The overall picture suggested is a woman with a pre-existing metabolic alkalosis (due to thiazides) who has developed an acute metabolic acidosis (diabetic ketoacidosis and/or lactic acidosis).

Assuming the normal anion gap is 12 mmols/l, then the increase in the anion gap is 22 mmol/l and should be approximately matched by the decrement in the [HCO3] as the average delta ratio found in DKA is typically about 1.0. This predicts that a [HCO3] of up to 41 mmols/l was present before the onset of the acute ketoacidosis (as 41 - 22 = 19 which is the measured [HCO3]). Vomiting was not mentioned in the history but is common in DKA and may have contributed to the alkalosis and K+ loss.
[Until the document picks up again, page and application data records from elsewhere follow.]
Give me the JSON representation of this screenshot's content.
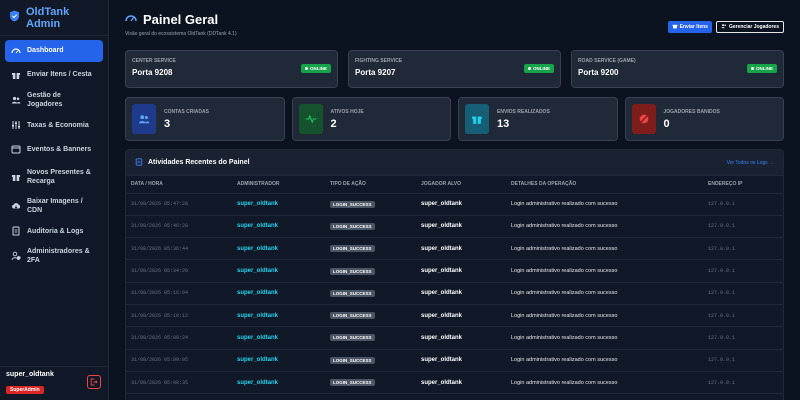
{
  "brand": {
    "title": "OldTank Admin"
  },
  "sidebar": {
    "items": [
      {
        "label": "Dashboard",
        "icon": "dashboard-icon",
        "active": true
      },
      {
        "label": "Enviar Itens / Cesta",
        "icon": "gift-icon"
      },
      {
        "label": "Gestão de Jogadores",
        "icon": "users-icon"
      },
      {
        "label": "Taxas & Economia",
        "icon": "sliders-icon"
      },
      {
        "label": "Eventos & Banners",
        "icon": "calendar-icon"
      },
      {
        "label": "Novos Presentes & Recarga",
        "icon": "gift-box-icon"
      },
      {
        "label": "Baixar Imagens / CDN",
        "icon": "cloud-download-icon"
      },
      {
        "label": "Auditoria & Logs",
        "icon": "file-icon"
      },
      {
        "label": "Administradores & 2FA",
        "icon": "user-shield-icon"
      }
    ],
    "user": {
      "name": "super_oldtank",
      "role": "SuperAdmin"
    }
  },
  "header": {
    "title": "Painel Geral",
    "subtitle": "Visão geral do ecossistema OldTank (DDTank 4.1)",
    "send_items_label": "Enviar Itens",
    "manage_players_label": "Gerenciar Jogadores"
  },
  "services": [
    {
      "label": "CENTER SERVICE",
      "port": "Porta 9208",
      "status": "ONLINE"
    },
    {
      "label": "FIGHTING SERVICE",
      "port": "Porta 9207",
      "status": "ONLINE"
    },
    {
      "label": "ROAD SERVICE (GAME)",
      "port": "Porta 9200",
      "status": "ONLINE"
    }
  ],
  "stats": [
    {
      "label": "CONTAS CRIADAS",
      "value": "3",
      "icon": "users-icon",
      "color": "#1e3a8a",
      "fg": "#60a5fa"
    },
    {
      "label": "ATIVOS HOJE",
      "value": "2",
      "icon": "activity-icon",
      "color": "#14532d",
      "fg": "#22c55e"
    },
    {
      "label": "ENVIOS REALIZADOS",
      "value": "13",
      "icon": "gift-icon",
      "color": "#155e75",
      "fg": "#22d3ee"
    },
    {
      "label": "JOGADORES BANIDOS",
      "value": "0",
      "icon": "ban-icon",
      "color": "#7f1d1d",
      "fg": "#ef4444"
    }
  ],
  "activity": {
    "title": "Atividades Recentes do Painel",
    "view_all": "Ver Todos os Logs →",
    "columns": [
      "DATA / HORA",
      "ADMINISTRADOR",
      "TIPO DE AÇÃO",
      "JOGADOR ALVO",
      "DETALHES DA OPERAÇÃO",
      "ENDEREÇO IP"
    ],
    "rows": [
      {
        "date": "31/08/2026 05:47:28",
        "admin": "super_oldtank",
        "action": "LOGIN_SUCCESS",
        "player": "super_oldtank",
        "details": "Login administrativo realizado com sucesso",
        "ip": "127.0.0.1"
      },
      {
        "date": "31/08/2026 05:46:28",
        "admin": "super_oldtank",
        "action": "LOGIN_SUCCESS",
        "player": "super_oldtank",
        "details": "Login administrativo realizado com sucesso",
        "ip": "127.0.0.1"
      },
      {
        "date": "31/08/2026 05:36:44",
        "admin": "super_oldtank",
        "action": "LOGIN_SUCCESS",
        "player": "super_oldtank",
        "details": "Login administrativo realizado com sucesso",
        "ip": "127.0.0.1"
      },
      {
        "date": "31/08/2026 05:34:20",
        "admin": "super_oldtank",
        "action": "LOGIN_SUCCESS",
        "player": "super_oldtank",
        "details": "Login administrativo realizado com sucesso",
        "ip": "127.0.0.1"
      },
      {
        "date": "31/08/2026 05:16:04",
        "admin": "super_oldtank",
        "action": "LOGIN_SUCCESS",
        "player": "super_oldtank",
        "details": "Login administrativo realizado com sucesso",
        "ip": "127.0.0.1"
      },
      {
        "date": "31/08/2026 05:10:12",
        "admin": "super_oldtank",
        "action": "LOGIN_SUCCESS",
        "player": "super_oldtank",
        "details": "Login administrativo realizado com sucesso",
        "ip": "127.0.0.1"
      },
      {
        "date": "31/08/2026 05:09:24",
        "admin": "super_oldtank",
        "action": "LOGIN_SUCCESS",
        "player": "super_oldtank",
        "details": "Login administrativo realizado com sucesso",
        "ip": "127.0.0.1"
      },
      {
        "date": "31/08/2026 05:09:05",
        "admin": "super_oldtank",
        "action": "LOGIN_SUCCESS",
        "player": "super_oldtank",
        "details": "Login administrativo realizado com sucesso",
        "ip": "127.0.0.1"
      },
      {
        "date": "31/08/2026 05:08:35",
        "admin": "super_oldtank",
        "action": "LOGIN_SUCCESS",
        "player": "super_oldtank",
        "details": "Login administrativo realizado com sucesso",
        "ip": "127.0.0.1"
      }
    ]
  }
}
As both primary disorders are metabolic ones, we can also use the [HCO3] to see if the pCO2 value is an appropriate one. The only caveat here would be the usual one that sufficient time (12-24 hours) had passed for the maximal respiratory response to occur. More than this amount of time has passed since onset, so this is not a problem. The predicted pCO2 of 36mmHg is close to the measured value of 32 so respiratory compensation is appropriate and there is little evidence of the presence of a primary respiratory acid-base disorder.

Do you think you could have diagnosed this acid-base problem merely by inspecting the blood gas results? Perhaps you might have considered a mild metabolic acidosis and a slight hyperventilation due to anxiety from the arterial puncture. Remember also if the acid-base disorder or hyperosmolality seems too small to explain the degree of obtundation, other causes of coma should always be considered in a diabetic patient (eg trauma, epilepsy, drug overdose in the younger adult, stroke in the older patient). The potential mistake here is to diagnose only a minor acid-base disorder. If the blood glucose or urine tests (glucose and ketones) were not checked, this patient could have been admitted to a medical ward as ‘?CVA’ without appropriate management. If an elderly patient presents with mental obtundation and marked hyperglycaemia but without evidence of ketoacidosis, then the diagnosis is hyperosmolar non-ketotic coma rather then diabetic ketoacidosis. In this case the elevated anion gap has indicated the presence of a severe acidosis.

Two situations giving rise to a mixed metabolic acidosis and alkalosis are: